● Assignment
State only the count of lines in the listing below that hold "Hexadecimal".

● Data extracts

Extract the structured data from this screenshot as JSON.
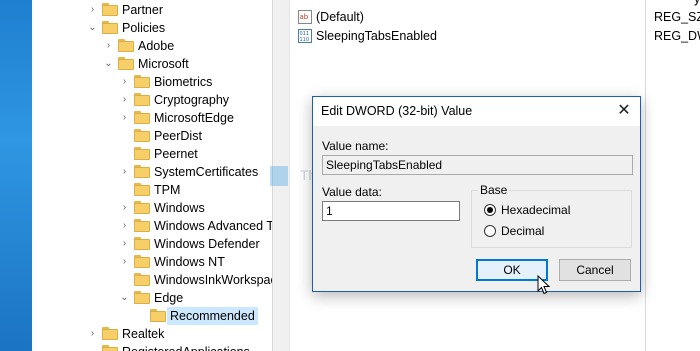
{
  "tree": {
    "items": [
      {
        "label": "Partner",
        "expander": "›"
      },
      {
        "label": "Policies",
        "expander": "⌄"
      },
      {
        "label": "Adobe",
        "expander": "›"
      },
      {
        "label": "Microsoft",
        "expander": "⌄"
      },
      {
        "label": "Biometrics",
        "expander": "›"
      },
      {
        "label": "Cryptography",
        "expander": "›"
      },
      {
        "label": "MicrosoftEdge",
        "expander": "›"
      },
      {
        "label": "PeerDist",
        "expander": ""
      },
      {
        "label": "Peernet",
        "expander": ""
      },
      {
        "label": "SystemCertificates",
        "expander": "›"
      },
      {
        "label": "TPM",
        "expander": ""
      },
      {
        "label": "Windows",
        "expander": "›"
      },
      {
        "label": "Windows Advanced T",
        "expander": "›"
      },
      {
        "label": "Windows Defender",
        "expander": "›"
      },
      {
        "label": "Windows NT",
        "expander": "›"
      },
      {
        "label": "WindowsInkWorkspac",
        "expander": ""
      },
      {
        "label": "Edge",
        "expander": "⌄"
      },
      {
        "label": "Recommended",
        "expander": ""
      },
      {
        "label": "Realtek",
        "expander": "›"
      },
      {
        "label": "RegisteredApplications",
        "expander": ""
      }
    ]
  },
  "values_pane": {
    "header_type_partial": "y",
    "rows": [
      {
        "name": "(Default)",
        "type": "REG_SZ",
        "icon": "string-value-icon"
      },
      {
        "name": "SleepingTabsEnabled",
        "type": "REG_DW",
        "icon": "dword-value-icon"
      }
    ]
  },
  "watermark": {
    "text": "TheWindowsClub"
  },
  "dialog": {
    "title": "Edit DWORD (32-bit) Value",
    "value_name_label": "Value name:",
    "value_name": "SleepingTabsEnabled",
    "value_data_label": "Value data:",
    "value_data": "1",
    "base_label": "Base",
    "hex_label": "Hexadecimal",
    "dec_label": "Decimal",
    "selected_base": "Hexadecimal",
    "ok_label": "OK",
    "cancel_label": "Cancel"
  },
  "colors": {
    "selection": "#cce8ff",
    "folder": "#f6cf68",
    "dialog_border": "#1d5fa8",
    "default_button_border": "#0078d7",
    "desktop": "#2f97e3"
  }
}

● Result
2